Access and Service
NCQA evaluates how well the health plan provides its members with access to needed care and with good customer service. For example: Are there enough primary care doctors and specialists to serve the number of people in the plan? Do patients report problems getting needed care? How well does the health plan follow up on grievances? To evaluate these activities, NCQA reviews appeals and health plan denials records, interviews health plan staff and grades the results from consumer surveys. Plans with Health Plan Accreditation may receive up to 4 stars.
NCQA evaluates health plan activities that ensure each doctor is licensed and trained to practice medicine and that the health plan's members are happy with their doctors. For example: Does the health plan check whether physicians have had sanctions or lawsuits against them? How do health plan members rate their personal doctors or nurses? To evaluate these activities, NCQA uses records of doctors' credentials, interviews health plan staff, and grades the results from consumer surveys. Plans with Health Plan Accreditation may receive up to 4 stars.
NCQA evaluates health plan activities that help people maintain good health and avoid illness. For example: Does the health plan give its doctors guidelines about how to provide appropriate preventive health services? Are members receiving tests and screenings as appropriate? To evaluate these activities, NCQA reviews health plan records, grades independently verified clinical data and reviews materials sent to members. Plans with Health Plan Accreditation may receive up to 4 stars.
NCQA evaluates health plan activities that help people recover from illness. For example: How does the health plan evaluate new medical procedures, drugs and devices to ensure that patients have access to the most up-to-date care? Do doctors in the health plan advise smokers to quit? To evaluate these activities, NCQA reviews health plan records and interviews health plan staff. Plans with Health Plan Accreditation may receive up to 4 stars.
Living with Illness

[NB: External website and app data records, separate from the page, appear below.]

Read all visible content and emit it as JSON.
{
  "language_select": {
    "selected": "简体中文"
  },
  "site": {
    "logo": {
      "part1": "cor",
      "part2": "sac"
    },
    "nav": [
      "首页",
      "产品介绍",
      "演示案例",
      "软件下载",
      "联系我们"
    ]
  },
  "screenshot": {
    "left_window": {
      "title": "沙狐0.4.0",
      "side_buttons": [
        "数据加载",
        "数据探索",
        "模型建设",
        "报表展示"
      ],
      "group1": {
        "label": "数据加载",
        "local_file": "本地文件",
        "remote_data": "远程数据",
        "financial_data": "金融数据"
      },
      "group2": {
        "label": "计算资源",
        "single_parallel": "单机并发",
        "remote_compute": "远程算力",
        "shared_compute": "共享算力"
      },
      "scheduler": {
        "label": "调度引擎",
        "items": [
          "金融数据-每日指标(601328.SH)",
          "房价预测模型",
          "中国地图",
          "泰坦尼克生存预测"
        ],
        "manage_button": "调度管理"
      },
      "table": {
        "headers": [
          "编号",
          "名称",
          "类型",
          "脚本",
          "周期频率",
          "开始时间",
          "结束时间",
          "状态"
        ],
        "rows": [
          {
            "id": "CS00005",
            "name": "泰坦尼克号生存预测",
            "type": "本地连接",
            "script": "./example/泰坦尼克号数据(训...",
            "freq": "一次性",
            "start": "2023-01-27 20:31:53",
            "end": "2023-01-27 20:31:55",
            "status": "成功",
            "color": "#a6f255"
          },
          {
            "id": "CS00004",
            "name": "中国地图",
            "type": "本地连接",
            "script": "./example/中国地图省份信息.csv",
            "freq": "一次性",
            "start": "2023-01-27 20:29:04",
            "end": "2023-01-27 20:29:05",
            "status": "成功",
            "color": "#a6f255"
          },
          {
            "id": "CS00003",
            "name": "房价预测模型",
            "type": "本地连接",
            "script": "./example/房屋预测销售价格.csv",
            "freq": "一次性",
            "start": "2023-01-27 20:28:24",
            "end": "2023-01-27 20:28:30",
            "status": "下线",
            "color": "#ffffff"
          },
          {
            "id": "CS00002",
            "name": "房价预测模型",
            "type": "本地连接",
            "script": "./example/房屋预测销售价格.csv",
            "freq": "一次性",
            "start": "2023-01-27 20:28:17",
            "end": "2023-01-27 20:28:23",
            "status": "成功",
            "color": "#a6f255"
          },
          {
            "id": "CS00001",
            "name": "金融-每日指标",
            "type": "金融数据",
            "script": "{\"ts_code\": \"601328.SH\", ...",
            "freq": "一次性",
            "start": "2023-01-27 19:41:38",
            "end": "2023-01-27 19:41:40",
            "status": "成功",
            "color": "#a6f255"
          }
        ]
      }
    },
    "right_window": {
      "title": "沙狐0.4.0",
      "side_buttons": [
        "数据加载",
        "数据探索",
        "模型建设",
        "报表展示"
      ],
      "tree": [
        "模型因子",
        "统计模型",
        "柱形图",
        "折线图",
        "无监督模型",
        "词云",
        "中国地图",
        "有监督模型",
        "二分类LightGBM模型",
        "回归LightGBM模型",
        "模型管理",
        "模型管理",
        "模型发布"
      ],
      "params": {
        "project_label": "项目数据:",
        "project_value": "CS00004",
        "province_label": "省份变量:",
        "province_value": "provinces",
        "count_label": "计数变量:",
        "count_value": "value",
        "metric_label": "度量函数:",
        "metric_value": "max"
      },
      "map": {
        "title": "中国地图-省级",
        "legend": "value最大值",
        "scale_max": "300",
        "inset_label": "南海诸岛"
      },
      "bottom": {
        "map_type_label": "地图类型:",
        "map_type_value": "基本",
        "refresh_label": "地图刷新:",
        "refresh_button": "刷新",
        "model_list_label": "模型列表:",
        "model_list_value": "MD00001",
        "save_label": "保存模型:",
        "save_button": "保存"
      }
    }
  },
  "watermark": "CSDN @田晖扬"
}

NCQA evaluates health plan activities that help people manage chronic illness. For example: Does the plan have programs in place to assist patients in managing chronic conditions like asthma? Do diabetics, who are at risk for blindness, receive eye exams as needed? NCQA grades independently verified clinical data and interviews health plan staff. Plans with Health Plan Accreditation may receive up to 4 stars.
A standard is a basis for comparison or a reference point against which organizations can be evaluated. NCQA standards are statements about acceptable performance.